With the NFL Draft and free agency having come and gone, we’ll break down all sorts of fantasy-relevant questions entering the 2018 season. Up next we’ll look at one of the best wide receivers doing it right now despite a puzzling lack of touchdown production.
Since entering the NFL in 2011, Julio Jones has dominated like few other wide receivers:
- Targets: 925 (sixth)
- Receptions: 585 (fourth)
- Receiving yards: 9,054 (second)
- Receiving touchdowns: 43 (12th)
Most wide receivers never reach his level, and the ones that do often fail to stay there for more than a handful of years, but Jones has been the gold standard of elite performance over a large sample.
However, despite his otherworldly stats over that span, Jones hasn’t cracked the top 10 in touchdowns in a season even once — it’s what often keeps him a step below the likes of Antonio Brown and Odell Beckham Jr. in fantasy.
Steve Sarkisian, True to His Word
Jones entered 2017 looking poised for a career year in touchdowns. In reference to Jones in the red zone, new offensive coordinator Steve Sarkisian was quoted as saying: “When you have a player like Julio, it’s making sure we maximize his opportunities.”
And Sarkisian did just that: Jones was fed nine more red-zone targets than he got in 2016 despite the Falcons throwing 21 fewer times in the red zone overall. The opportunity was there, but Jones was unable to convert them into scores, and on 19 red-zone targets, he caught just one more touchdown than I did.
Will the Touchdowns Ever Come?
This isn’t new, either. Jones has underwhelmed in the red zone for five seasons and counting:
Julio Jones' red zone targets and mostly meaningless TD's/Points Over Expectation
2013: 9, 1, -9.6
2014: 12, 2, -1.5
2015: 22, 5, -1.8
2016: 10, 2, -5.2
2017: 19, 1, -33.4
Still not phased by it. pic.twitter.com/2iLjvtb0rx
— Kyle Dvorchak (@ffkylethekid) May 23, 2018
The average receiver has a touchdown rate somewhere in the 8-9% range, depending on the year. Most players will typically regress to the mean following outlier seasons, but Jones never really has, failing to hit 8% for the past five seasons. While he may never become a league-average scoring threat, Jones’ career-low 3.4% touchdown rate in 2017 was low by even his standards.
But these are small samples of highly volatile data points. Even if Jones is a below-average receiver in the red zone, betting on that to be the case in every year would be like chasing fool’s gold. Jones may not be an elite red-zone threat, but regression will come for him just as it would for any other player.
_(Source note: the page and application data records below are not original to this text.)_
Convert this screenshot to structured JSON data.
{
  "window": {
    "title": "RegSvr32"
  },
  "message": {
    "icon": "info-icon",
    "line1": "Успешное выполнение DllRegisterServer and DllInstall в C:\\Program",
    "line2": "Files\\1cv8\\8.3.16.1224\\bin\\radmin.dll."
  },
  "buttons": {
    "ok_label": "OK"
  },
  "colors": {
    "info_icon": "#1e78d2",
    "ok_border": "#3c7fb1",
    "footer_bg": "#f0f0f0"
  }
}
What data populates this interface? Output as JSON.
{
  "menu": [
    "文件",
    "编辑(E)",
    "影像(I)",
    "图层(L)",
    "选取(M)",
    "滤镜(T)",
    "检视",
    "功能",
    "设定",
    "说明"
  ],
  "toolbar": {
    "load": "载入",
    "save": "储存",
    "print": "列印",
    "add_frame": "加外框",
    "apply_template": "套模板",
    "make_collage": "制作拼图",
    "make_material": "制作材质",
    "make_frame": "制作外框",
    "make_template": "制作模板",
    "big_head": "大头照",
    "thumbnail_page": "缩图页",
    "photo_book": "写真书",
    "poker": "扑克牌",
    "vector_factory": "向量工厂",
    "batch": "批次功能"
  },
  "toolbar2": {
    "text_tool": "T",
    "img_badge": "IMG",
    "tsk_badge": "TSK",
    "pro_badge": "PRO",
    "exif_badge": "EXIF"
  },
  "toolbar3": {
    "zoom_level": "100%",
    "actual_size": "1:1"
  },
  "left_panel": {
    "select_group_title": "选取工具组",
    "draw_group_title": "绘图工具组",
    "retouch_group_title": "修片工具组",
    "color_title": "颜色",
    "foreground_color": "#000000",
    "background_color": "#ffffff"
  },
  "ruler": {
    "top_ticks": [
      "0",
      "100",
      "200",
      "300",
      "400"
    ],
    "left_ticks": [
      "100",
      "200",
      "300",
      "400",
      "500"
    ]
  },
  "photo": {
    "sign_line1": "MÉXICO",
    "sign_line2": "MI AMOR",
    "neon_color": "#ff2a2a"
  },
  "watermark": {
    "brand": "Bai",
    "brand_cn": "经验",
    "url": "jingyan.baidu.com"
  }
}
Touchdown rate is highly unstable from one year to the next. Consider that Matt Ryan won the NFL’s Most Valuable Player award in 2016 on the back of 38 passing touchdowns and a league-leading 7.1% touchdown rate, then regressed to a meager 20 touchdowns and 3.8% rate in 2017. Ryan, whose career rate is 4.6%, is likely to regress positively in 2018, and if he does, he’ll likely bring Jones along for the ride: Per our NFL Correlations tool, a quarterback and his No. 1 wide receiver’s fantasy output have a .45 correlation coefficient, which is fairly strong as far as NFL data goes.
While Jones has typically underperformed in the touchdown department, his dominance of the Falcons’ red-zone work in 2017 and likely positive regression to the mean efficiency-wise are both promising signs that point to improved scoring upside. Combine that with a likely return to form for Ryan along with first-round pick Calvin Ridley potentially being another threat defenses have to account for, and Jones has a shot at hitting double-digit scores for only the second time in his seven-year career.
Jones will continue to get knocked for low touchdown totals, but we know touchdowns are highly volatile. In every other metric, Jones stands among the NFL’s elite receivers. He should be treated as such in fantasy.
Pictured above: Julio Jones
Photo credit: Bob Donnan – USA TODAY Sports